All Capped Bust Dimes are low mintage with none over 1,410,00 so each date is worth a premium over their melt value. Usually a raw coin will be worth at least $35 in the G4 (Good) grade and sometimes a little less if they’re cleaned or damaged in some way. You will find many that are damaged, extremely worn and cleaned, and this does decrease their value.
1822 is the key date of the series and worth around $1,400 in the lowest values and 1809 is not far behind but must be a grade or two higher to realize the same premium as the 1822.
Capped Bust Dime value for proofs is extremely high with all of them being worth at least $8,000 in PR60, but not all dates have a proof counterpart, so potential proofs should be checked by an expert or certified by a reputable grading service.
Grade – Condition:
Grade is all important and and grade condition coins are the rarities in this series, and are a huge factor in Capped Bust Dime value. For example, 1835 is rare but is common for this series with a starting value around $30 in G4 but in AU (Almost Uncirculated) it’s worth around $350 and in MS63 (Mint State) it can sell for around $1,600.
You have some valuable varieties in this series but not all varieties are worth more, in example, the 1811/09 is worth less than the normal 1809, but this is the exception rather than the rule.
The most valuable and sought after variety is the 1829 Curl Base 2 with a starting value of over $6,000, and you have several other values that don’t reach their value potential in the lower grades but do increase dramatically in high grades.
Designer: John Reich
Diameter: 18.9 millimeters
Metal content: Silver – 89.2%, Copper – 10.8%

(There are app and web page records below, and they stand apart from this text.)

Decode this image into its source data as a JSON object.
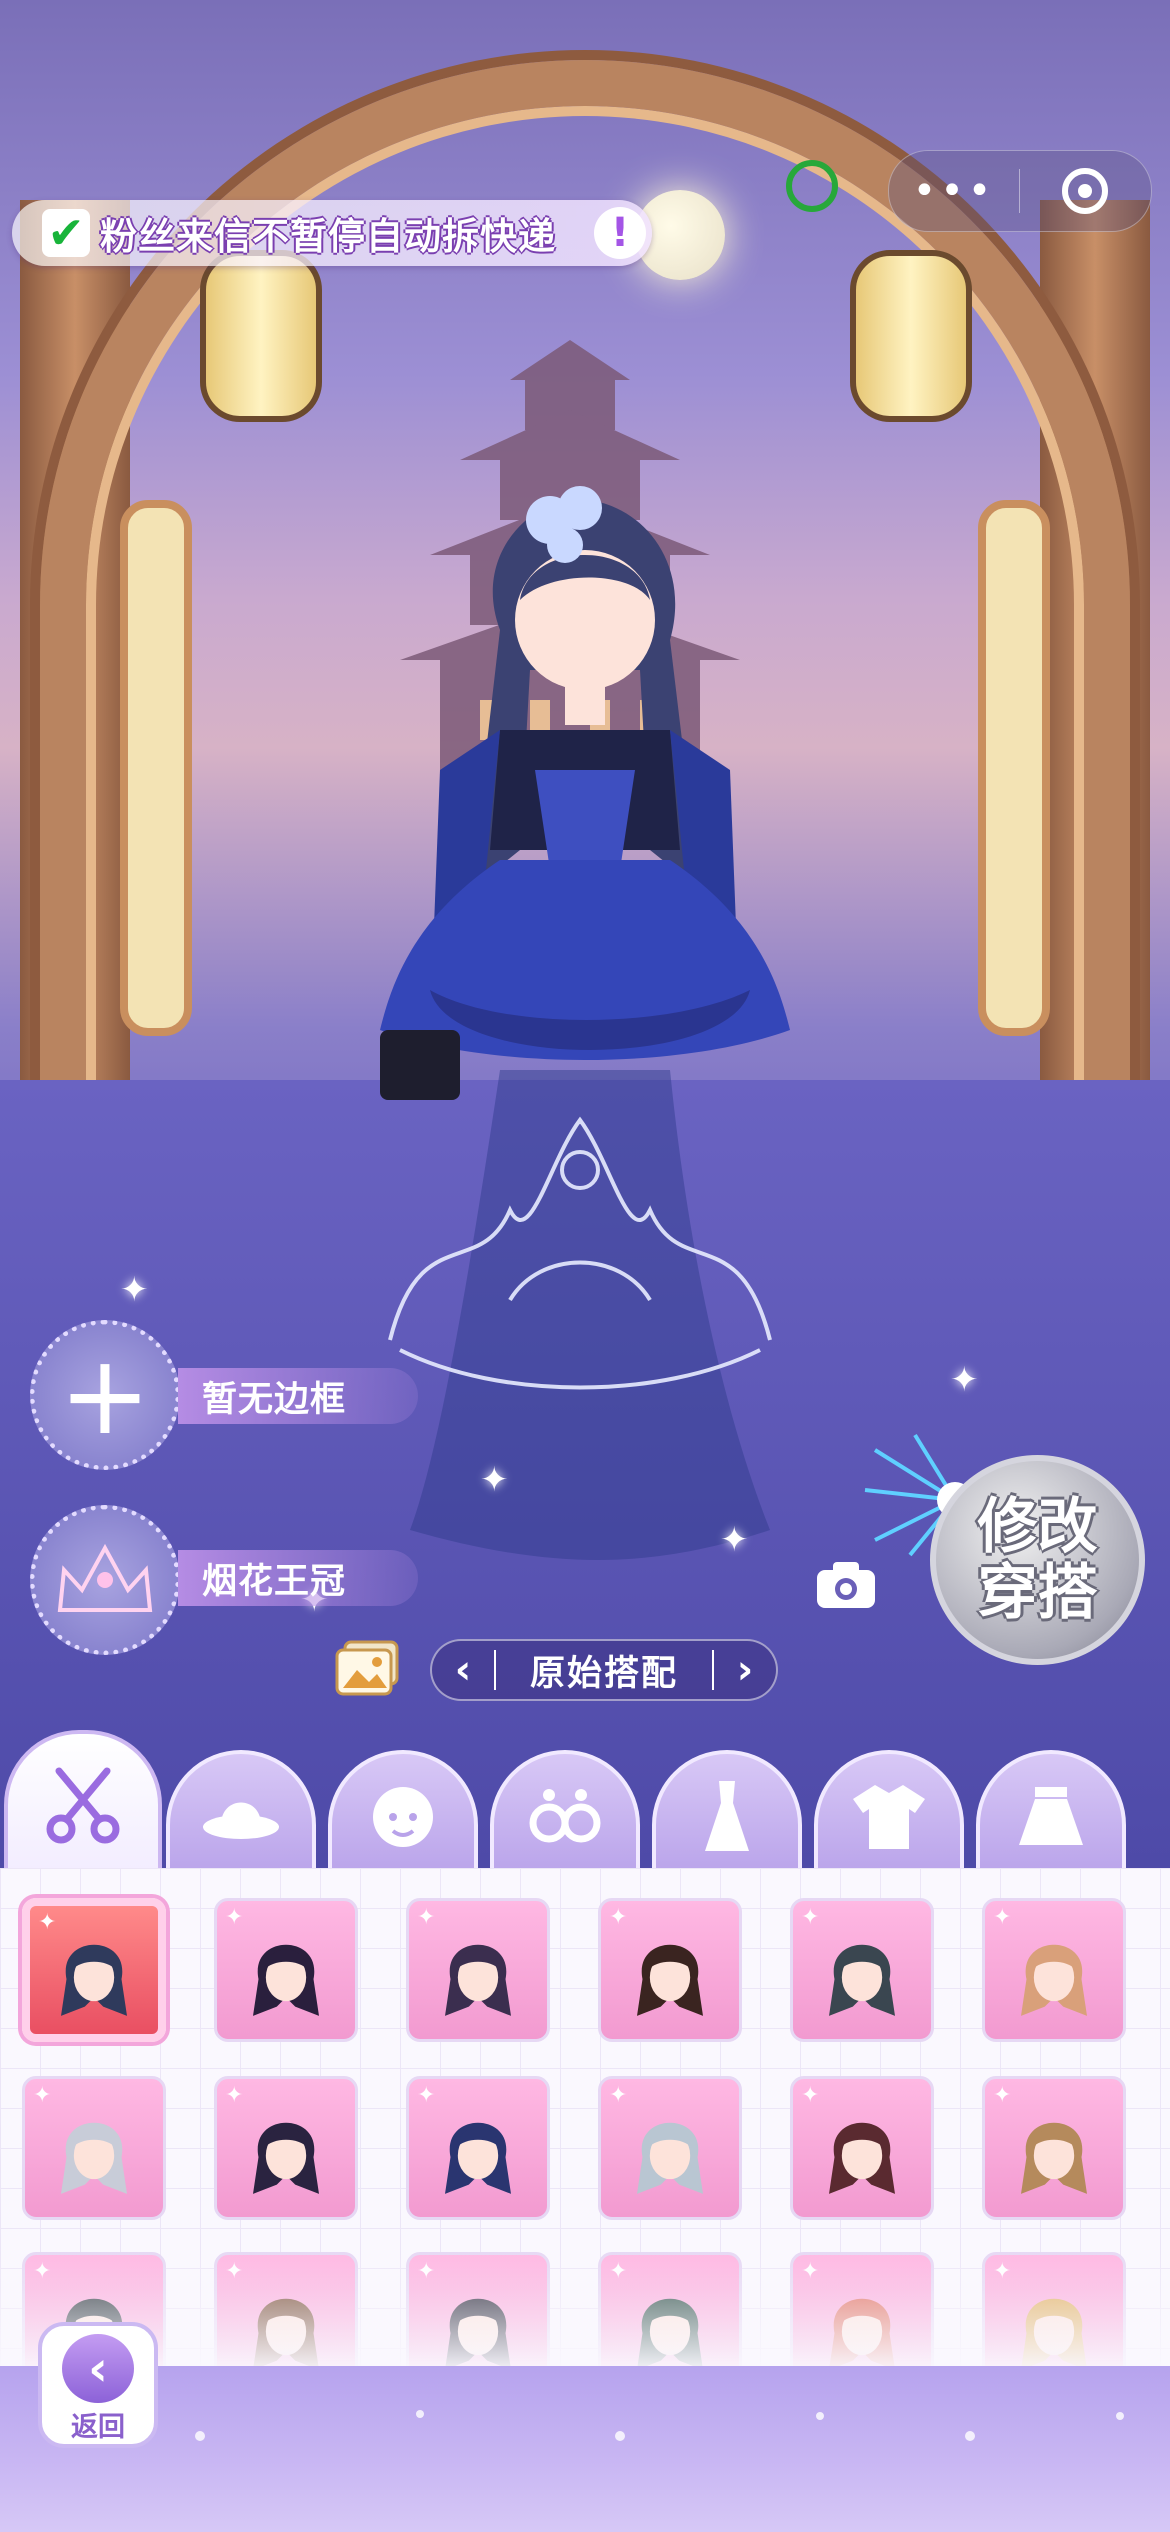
{
  "banner": {
    "checked": true,
    "text": "粉丝来信不暂停自动拆快递",
    "info_icon": "!"
  },
  "capsule": {
    "more_icon": "more-dots-icon",
    "close_icon": "target-circle-icon"
  },
  "slots": [
    {
      "label": "暂无边框",
      "icon": "plus-icon"
    },
    {
      "label": "烟花王冠",
      "icon": "crown-icon"
    }
  ],
  "modify_button": {
    "line1": "修改",
    "line2": "穿搭"
  },
  "outfit_nav": {
    "prev": "‹",
    "label": "原始搭配",
    "next": "›"
  },
  "tabs": [
    {
      "name": "hair",
      "icon": "scissors-icon",
      "active": true
    },
    {
      "name": "hat",
      "icon": "hat-icon",
      "active": false
    },
    {
      "name": "face",
      "icon": "face-icon",
      "active": false
    },
    {
      "name": "earrings",
      "icon": "earrings-icon",
      "active": false
    },
    {
      "name": "dress",
      "icon": "dress-icon",
      "active": false
    },
    {
      "name": "top",
      "icon": "shirt-icon",
      "active": false
    },
    {
      "name": "skirt",
      "icon": "skirt-icon",
      "active": false
    }
  ],
  "hair_items": [
    {
      "color": "#2f3a5c",
      "style": "long",
      "selected": true
    },
    {
      "color": "#2a1f3d",
      "style": "wavy-streak"
    },
    {
      "color": "#3b2e4f",
      "style": "buns"
    },
    {
      "color": "#3a2420",
      "style": "bob"
    },
    {
      "color": "#3a4650",
      "style": "short"
    },
    {
      "color": "#d9a07a",
      "style": "braids"
    },
    {
      "color": "#c8ccd8",
      "style": "twintails"
    },
    {
      "color": "#2a2340",
      "style": "long-wavy"
    },
    {
      "color": "#2a3570",
      "style": "red-tips"
    },
    {
      "color": "#b9c6d2",
      "style": "bob"
    },
    {
      "color": "#5a2a30",
      "style": "long"
    },
    {
      "color": "#b58a5c",
      "style": "long"
    },
    {
      "color": "#2f3a40",
      "style": "short"
    },
    {
      "color": "#7a5038",
      "style": "long"
    },
    {
      "color": "#2a2a3a",
      "style": "long"
    },
    {
      "color": "#2e5048",
      "style": "long"
    },
    {
      "color": "#e07060",
      "style": "long"
    },
    {
      "color": "#e0b060",
      "style": "long"
    }
  ],
  "back_button": {
    "label": "返回"
  },
  "colors": {
    "accent": "#a455e6",
    "panel_bg": "#faf8fe",
    "tab_bg": "#c8b5f0"
  }
}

Weight: 41.6 grains (2.7 grams)
Mint mark: None (all examples of this date were struck at Philadelphia, Pennsylvania)